Friday, February 24, 2012
Like many other places in North America, winter as we usually experience it never quite arrived in Halifax this year. Yes, it's often been very cold but there was little snow and none of it lasted on the ground longer than a few days. Now that I know spring is lurking out there somewhere I've been doing my usual pining for a garden to plant things in. Living in an apartment isn't generally conducive to the cultivation of outdoor plants as an experience I had while living in Portland will testify. The dining area of that particular flat had some very large windows with enough hardware left by previous tenants that allowed me to hang up some extra shelves. Instead of filling those windows with the usual indoorsy plants, that year I brought home several boxes of young geraniums and marigolds that I planted in pots. Within a few weeks I had a fabulous display of flowers but hadn't reckoned on just how smelly those outdoor blooms would make our home.. especially when you have more than twenty of them. They had to go long before their intended time.
Anyway, that winter we got lucky - if you can call it being lucky when a new landlord decides to renovate the building, including your apartment, while you're still living there. The luck was in having a very fine townhouse nearby come unexpectedly available, which gave me (for the first time) a balcony not too high above the ground facing east. I spent the rest of the winter planning a garden. Winters in the Pacific NW don't last all that long so we were soon visiting one of the big nurseries where I swooned over the pictures of the flowers fastened on the bare root rose bushes and tried to figure out just how a large a bamboo would fit the space along with a small tree and several pots of pampas grass. I got a bit carried away that year - the roses were gorgeous at first but eventually blighted, the bamboo died, and the pampas grass went into attack mode whenever we passed it.

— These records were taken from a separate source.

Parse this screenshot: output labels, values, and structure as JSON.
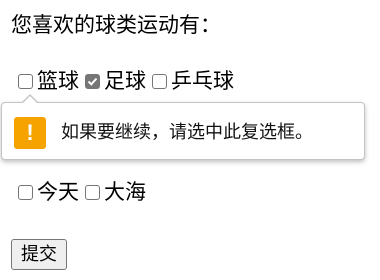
{
  "question": "您喜欢的球类运动有：",
  "options_row1": [
    {
      "label": "篮球",
      "checked": false
    },
    {
      "label": "足球",
      "checked": true
    },
    {
      "label": "乒乓球",
      "checked": false
    }
  ],
  "options_row2": [
    {
      "label": "今天",
      "checked": false
    },
    {
      "label": "大海",
      "checked": false
    }
  ],
  "validation": {
    "icon": "warning-icon",
    "icon_glyph": "!",
    "message": "如果要继续，请选中此复选框。",
    "icon_color": "#f6a300"
  },
  "submit_label": "提交"
}
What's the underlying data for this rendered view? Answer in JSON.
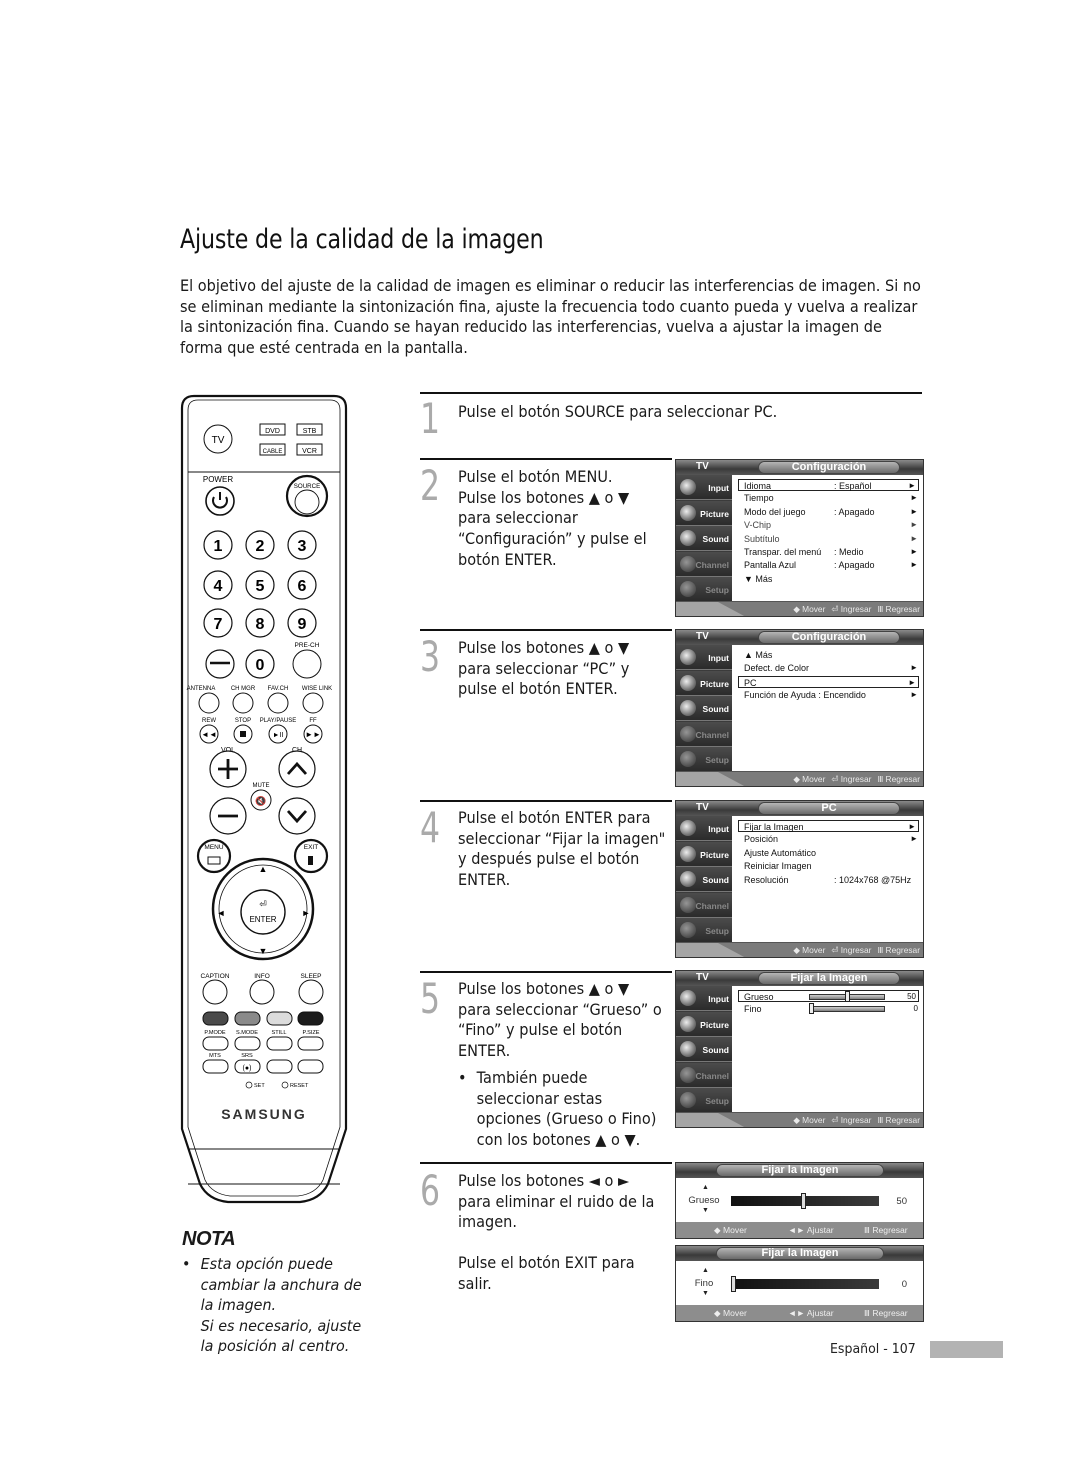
{
  "page": {
    "title": "Ajuste de la calidad de la imagen",
    "intro": "El objetivo del ajuste de la calidad de imagen es eliminar o reducir las interferencias de imagen. Si no se eliminan mediante la sintonización fina, ajuste la frecuencia todo cuanto pueda y vuelva a realizar la sintonización fina. Cuando se hayan reducido las interferencias, vuelva a ajustar la imagen de forma que esté centrada en la pantalla.",
    "footer": "Español - 107"
  },
  "remote": {
    "brand": "SAMSUNG",
    "mode_buttons": [
      "TV",
      "DVD",
      "STB",
      "CABLE",
      "VCR"
    ],
    "labels": {
      "power": "POWER",
      "source": "SOURCE",
      "prech": "PRE-CH",
      "antenna": "ANTENNA",
      "chmgr": "CH MGR",
      "favch": "FAV.CH",
      "wiselink": "WISE LINK",
      "rew": "REW",
      "stop": "STOP",
      "playpause": "PLAY/PAUSE",
      "ff": "FF",
      "vol": "VOL",
      "ch": "CH",
      "mute": "MUTE",
      "menu": "MENU",
      "exit": "EXIT",
      "enter": "ENTER",
      "caption": "CAPTION",
      "info": "INFO",
      "sleep": "SLEEP",
      "pmode": "P.MODE",
      "smode": "S.MODE",
      "still": "STILL",
      "psize": "P.SIZE",
      "mts": "MTS",
      "srs": "SRS",
      "set": "SET",
      "reset": "RESET"
    },
    "digits": [
      "1",
      "2",
      "3",
      "4",
      "5",
      "6",
      "7",
      "8",
      "9",
      "0"
    ]
  },
  "nota": {
    "title": "NOTA",
    "bullet": "•",
    "text_1": "Esta opción puede",
    "text_2": "cambiar la anchura de",
    "text_3": "la imagen.",
    "text_4": "Si es necesario, ajuste",
    "text_5": "la posición al centro."
  },
  "steps": [
    {
      "num": "1",
      "lines": [
        "Pulse el botón SOURCE para seleccionar PC."
      ]
    },
    {
      "num": "2",
      "lines": [
        "Pulse el botón MENU.",
        "Pulse los botones ▲ o ▼",
        "para seleccionar",
        "“Configuración” y pulse el",
        "botón ENTER."
      ]
    },
    {
      "num": "3",
      "lines": [
        "Pulse los botones ▲ o ▼",
        "para seleccionar “PC” y",
        "pulse el botón ENTER."
      ]
    },
    {
      "num": "4",
      "lines": [
        "Pulse el botón ENTER para",
        "seleccionar “Fijar la imagen\"",
        "y después pulse el botón",
        "ENTER."
      ]
    },
    {
      "num": "5",
      "lines": [
        "Pulse los botones ▲ o ▼",
        "para seleccionar “Grueso” o",
        "“Fino” y pulse el botón",
        "ENTER."
      ],
      "bullet": "•",
      "sub": [
        "También puede",
        "seleccionar estas",
        "opciones (Grueso o Fino)",
        "con los botones ▲ o ▼."
      ]
    },
    {
      "num": "6",
      "lines": [
        "Pulse los botones ◄ o ►",
        "para eliminar el ruido de la",
        "imagen."
      ],
      "extra": [
        "Pulse el botón EXIT para",
        "salir."
      ]
    }
  ],
  "osd": {
    "tv_label": "TV",
    "sidebar": [
      "Input",
      "Picture",
      "Sound",
      "Channel",
      "Setup"
    ],
    "footer": {
      "move": "◆ Mover",
      "enter": "⏎ Ingresar",
      "back": "Ⅲ Regresar"
    },
    "screen1": {
      "title": "Configuración",
      "rows": [
        {
          "label": "Idioma",
          "value": ": Español",
          "arrow": "►",
          "selected": true
        },
        {
          "label": "Tiempo",
          "value": "",
          "arrow": "►"
        },
        {
          "label": "Modo del juego",
          "value": ": Apagado",
          "arrow": "►"
        },
        {
          "label": "V-Chip",
          "value": "",
          "arrow": "►",
          "dim": true
        },
        {
          "label": "Subtítulo",
          "value": "",
          "arrow": "►",
          "dim": true
        },
        {
          "label": "Transpar. del menú",
          "value": ": Medio",
          "arrow": "►"
        },
        {
          "label": "Pantalla Azul",
          "value": ": Apagado",
          "arrow": "►"
        },
        {
          "label": "▼ Más",
          "value": "",
          "arrow": ""
        }
      ]
    },
    "screen2": {
      "title": "Configuración",
      "rows": [
        {
          "label": "▲ Más",
          "value": "",
          "arrow": ""
        },
        {
          "label": "Defect. de Color",
          "value": "",
          "arrow": "►"
        },
        {
          "label": "PC",
          "value": "",
          "arrow": "►",
          "selected": true
        },
        {
          "label": "Función de Ayuda : Encendido",
          "value": "",
          "arrow": "►"
        }
      ]
    },
    "screen3": {
      "title": "PC",
      "rows": [
        {
          "label": "Fijar la Imagen",
          "value": "",
          "arrow": "►",
          "selected": true
        },
        {
          "label": "Posición",
          "value": "",
          "arrow": "►"
        },
        {
          "label": "Ajuste Automático",
          "value": "",
          "arrow": ""
        },
        {
          "label": "Reiniciar Imagen",
          "value": "",
          "arrow": ""
        },
        {
          "label": "Resolución",
          "value": ": 1024x768 @75Hz",
          "arrow": ""
        }
      ]
    },
    "screen4": {
      "title": "Fijar la Imagen",
      "sliders": [
        {
          "label": "Grueso",
          "value": "50",
          "fraction": 0.5,
          "selected": true
        },
        {
          "label": "Fino",
          "value": "0",
          "fraction": 0.0
        }
      ]
    },
    "bar_screens": [
      {
        "title": "Fijar la Imagen",
        "label": "Grueso",
        "value": "50",
        "fraction": 0.5
      },
      {
        "title": "Fijar la Imagen",
        "label": "Fino",
        "value": "0",
        "fraction": 0.0
      }
    ],
    "bar_footer": {
      "move": "◆ Mover",
      "adjust": "◄► Ajustar",
      "back": "Ⅲ Regresar"
    }
  }
}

Then came the day we saw a hummingbird and for the following six summers that garden was dedicated to our delight in seeing them. They seemed to enjoy examining us as well but it wasn't until late autumn one year that I caught the perfect picture. Several months later an eviction notice was delivered by new owners planning a condominium conversion and that was that for the garden.
I still think of gardening and all the people like me who simply have no access to seeing a little piece of Nature's magic unfold day by day. Just a few days ago I came across an article about the Beacon Food Forest project that has received the go ahead to plant Seattle's first permaculture garden in a city park. This spring a seven acre plot of land will be planted with hundreds of different kinds of edibles: walnut and chestnut trees; blueberry and raspberry bushes; fruit trees; herbs; and more. It will be perennial and self-sustaining. Best of all, anyone who walks through will be free to take anything they want.
I'm guessing there may well be some happy hummingbirds living there too.